The government approved the Georgia 2020 Socio-economic Development Strategy in June 2014. The main objective of the strategy is to achieve faster, inclusive and sustainable growth by maintaining a stable macroeconomic environment and strengthening human capital – health, education and social safety nets. The strategy also aims to improve private sector competitiveness by building on past successes and further enhancing the investment climate, especially for SMEs. The government is expected to formulate a specific action plan to achieve long-term development objectives.
New amendments to the law on free trade and competition were adopted in March 2014. This law was developed as part of the anti-monopoly reform and aims to strengthen the institutional framework for promoting free trade and competition. The government also issued a decree to set up a competition agency. In addition, the law on food safety underwent amendments, which were approved by parliament in April 2014.
Reforms in the agricultural sector have been passed. In July 2014 the President signed amendments to the law on ownership of agricultural land. Pursuant to the law, agricultural land in Georgia can no longer be acquired by a foreigner, a legal entity registered abroad or a legal entity incorporated by a foreigner in Georgia. This moratorium will remain in effect until 31 December 2014. Meanwhile, the government of Georgia is developing a policy on the ownership of agricultural land.
Further efforts have been made to promote local currency lending and to reduce dollarisation. Parliament approved changes to the tax legislation in late December 2013. Under the new laws, the tax treatment of lari non-sovereign bonds, such as the EBRD’s first issue of lari bonds in March 2014, will be the same as the tax treatment for public debt.

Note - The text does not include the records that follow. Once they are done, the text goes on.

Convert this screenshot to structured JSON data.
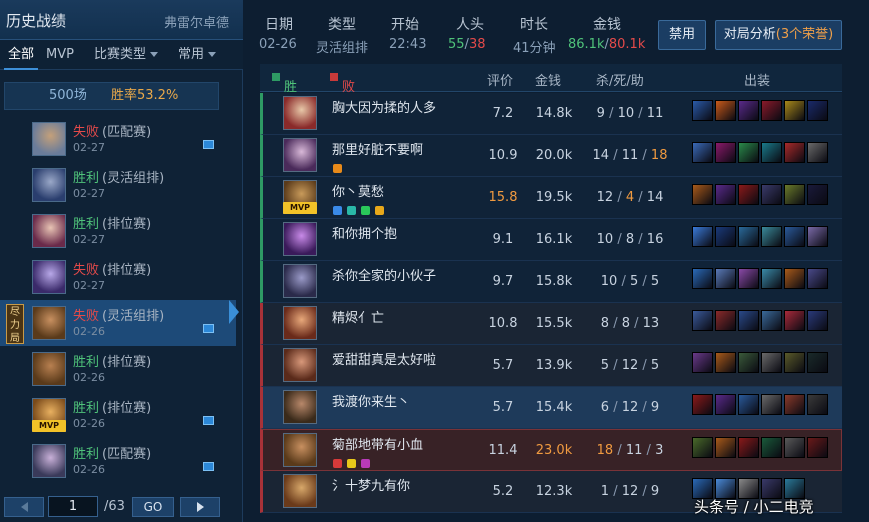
{
  "sidebar": {
    "title": "历史战绩",
    "player": "弗雷尔卓德",
    "filters": {
      "all": "全部",
      "mvp": "MVP",
      "type": "比赛类型",
      "common": "常用"
    },
    "games_count": "500场",
    "win_rate": "胜率53.2%",
    "selected_tag": "尽力局",
    "matches": [
      {
        "result": "失败",
        "type": "(匹配赛)",
        "date": "02-27",
        "win": false,
        "shot": true,
        "mvp": false,
        "colors": [
          "#6a7c9a",
          "#c4a07a"
        ]
      },
      {
        "result": "胜利",
        "type": "(灵活组排)",
        "date": "02-27",
        "win": true,
        "shot": false,
        "mvp": false,
        "colors": [
          "#2a3e6e",
          "#9aa8c8"
        ]
      },
      {
        "result": "胜利",
        "type": "(排位赛)",
        "date": "02-27",
        "win": true,
        "shot": false,
        "mvp": false,
        "colors": [
          "#6a2a4a",
          "#e8c4b4"
        ]
      },
      {
        "result": "失败",
        "type": "(排位赛)",
        "date": "02-27",
        "win": false,
        "shot": false,
        "mvp": false,
        "colors": [
          "#3a2a6a",
          "#b8a8e8"
        ]
      },
      {
        "result": "失败",
        "type": "(灵活组排)",
        "date": "02-26",
        "win": false,
        "shot": true,
        "mvp": false,
        "colors": [
          "#5a3a1a",
          "#c89060"
        ],
        "selected": true
      },
      {
        "result": "胜利",
        "type": "(排位赛)",
        "date": "02-26",
        "win": true,
        "shot": false,
        "mvp": false,
        "colors": [
          "#5a3a1a",
          "#b88050"
        ]
      },
      {
        "result": "胜利",
        "type": "(排位赛)",
        "date": "02-26",
        "win": true,
        "shot": true,
        "mvp": true,
        "mvp_label": "MVP",
        "colors": [
          "#7a4a1a",
          "#e8b060"
        ]
      },
      {
        "result": "胜利",
        "type": "(匹配赛)",
        "date": "02-26",
        "win": true,
        "shot": true,
        "mvp": false,
        "colors": [
          "#3a3a5a",
          "#c8b0d8"
        ]
      }
    ],
    "pager": {
      "page": "1",
      "total": "/63",
      "go": "GO"
    }
  },
  "summary": {
    "date_label": "日期",
    "date": "02-26",
    "type_label": "类型",
    "type": "灵活组排",
    "start_label": "开始",
    "start": "22:43",
    "kills_label": "人头",
    "kills_blue": "55",
    "kills_red": "38",
    "duration_label": "时长",
    "duration": "41分钟",
    "gold_label": "金钱",
    "gold_blue": "86.1k",
    "gold_red": "80.1k",
    "ban_button": "禁用",
    "analysis_button": "对局分析",
    "honors": "(3个荣誉)"
  },
  "table": {
    "blue_team": "胜方",
    "red_team": "败方",
    "score": "评价",
    "gold": "金钱",
    "kda": "杀/死/助",
    "items": "出装",
    "players": [
      {
        "name": "胸大因为揉的人多",
        "score": "7.2",
        "gold": "14.8k",
        "k": "9",
        "d": "10",
        "a": "11",
        "team": "blue",
        "av": [
          "#8a2a2a",
          "#e8c8a8"
        ],
        "items": [
          "#2a5aa8",
          "#c85a1a",
          "#5a2a8a",
          "#8a1a2a",
          "#a8881a",
          "#1a2a6a"
        ]
      },
      {
        "name": "那里好脏不要啊",
        "score": "10.9",
        "gold": "20.0k",
        "k": "14",
        "d": "11",
        "a": "18",
        "team": "blue",
        "a_hl": true,
        "icons": [
          "#e88a1a"
        ],
        "av": [
          "#4a2a5a",
          "#d8b8d8"
        ],
        "items": [
          "#3a6ab8",
          "#8a1a6a",
          "#2a8a4a",
          "#1a7a8a",
          "#a82a2a",
          "#6a6a6a"
        ]
      },
      {
        "name": "你丶莫愁",
        "score": "15.8",
        "gold": "19.5k",
        "k": "12",
        "d": "4",
        "a": "14",
        "team": "blue",
        "score_hl": true,
        "d_hl": true,
        "mvp": true,
        "mvp_label": "MVP",
        "icons": [
          "#3a8ae8",
          "#2ab8a8",
          "#2ac85a",
          "#e8a81a"
        ],
        "av": [
          "#5a3a1a",
          "#c89a5a"
        ],
        "items": [
          "#a85a1a",
          "#5a2a8a",
          "#8a1a1a",
          "#3a3a6a",
          "#6a7a2a",
          "#1a1a3a"
        ]
      },
      {
        "name": "和你拥个抱",
        "score": "9.1",
        "gold": "16.1k",
        "k": "10",
        "d": "8",
        "a": "16",
        "team": "blue",
        "av": [
          "#3a1a5a",
          "#c88ae8"
        ],
        "items": [
          "#3a7ad8",
          "#1a3a7a",
          "#2a6a9a",
          "#3a8a9a",
          "#2a5a9a",
          "#7a6aa8"
        ]
      },
      {
        "name": "杀你全家的小伙子",
        "score": "9.7",
        "gold": "15.8k",
        "k": "10",
        "d": "5",
        "a": "5",
        "team": "blue",
        "av": [
          "#2a2a4a",
          "#9a9ac8"
        ],
        "items": [
          "#2a6ab8",
          "#5a7ab8",
          "#8a4aa8",
          "#3a8aa8",
          "#a85a1a",
          "#4a4a8a"
        ]
      },
      {
        "name": "精烬亻亡",
        "score": "10.8",
        "gold": "15.5k",
        "k": "8",
        "d": "8",
        "a": "13",
        "team": "red",
        "av": [
          "#6a2a1a",
          "#e8a87a"
        ],
        "items": [
          "#3a5a9a",
          "#8a2a2a",
          "#2a4a8a",
          "#3a6a9a",
          "#a82a3a",
          "#2a3a7a"
        ]
      },
      {
        "name": "爱甜甜真是太好啦",
        "score": "5.7",
        "gold": "13.9k",
        "k": "5",
        "d": "12",
        "a": "5",
        "team": "red",
        "av": [
          "#5a2a1a",
          "#d8987a"
        ],
        "items": [
          "#6a3a8a",
          "#a85a1a",
          "#3a5a3a",
          "#6a6a6a",
          "#5a5a2a",
          "#1a2a2a"
        ]
      },
      {
        "name": "我渡你来生丶",
        "score": "5.7",
        "gold": "15.4k",
        "k": "6",
        "d": "12",
        "a": "9",
        "team": "red",
        "me": true,
        "av": [
          "#3a2a1a",
          "#b8886a"
        ],
        "items": [
          "#8a1a1a",
          "#5a2a8a",
          "#2a5a9a",
          "#6a6a6a",
          "#8a3a2a",
          "#3a3a3a"
        ]
      },
      {
        "name": "菊部地带有小血",
        "score": "11.4",
        "gold": "23.0k",
        "k": "18",
        "d": "11",
        "a": "3",
        "team": "red",
        "hl": true,
        "gold_hl": true,
        "k_hl": true,
        "icons": [
          "#d83a3a",
          "#e8c81a",
          "#b83ab8"
        ],
        "av": [
          "#5a3a1a",
          "#c89060"
        ],
        "items": [
          "#4a6a2a",
          "#a85a1a",
          "#8a1a1a",
          "#1a5a3a",
          "#5a5a5a",
          "#6a1a1a"
        ]
      },
      {
        "name": "氵十梦九有你",
        "score": "5.2",
        "gold": "12.3k",
        "k": "1",
        "d": "12",
        "a": "9",
        "team": "red",
        "av": [
          "#6a3a1a",
          "#d8a86a"
        ],
        "items": [
          "#2a6ab8",
          "#4a8ad8",
          "#8a8a8a",
          "#3a3a6a",
          "#2a7a9a"
        ]
      }
    ]
  },
  "watermark": "头条号 / 小二电竞",
  "colors": {
    "win": "#4fc37a",
    "loss": "#e34a4a",
    "accent": "#f09a40",
    "blue_team": "#2e9a64",
    "red_team": "#a83238"
  }
}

The electricity regulatory authority approved the new Transmission Grid Code in April 2014. The document detailing the grid code fully meets EU requirements. The development of these codes is part of the government’s commitment to a broader set of sector reforms within the Georgian Electricity Market Model 2015. In addition, the Ministry of Energy amended the Electricity Market Rules in January 2014 to enable the adoption of the grid code by the electricity regulatory authority, and to give new hydropower and renewable energy projects priority access to the transmission grid.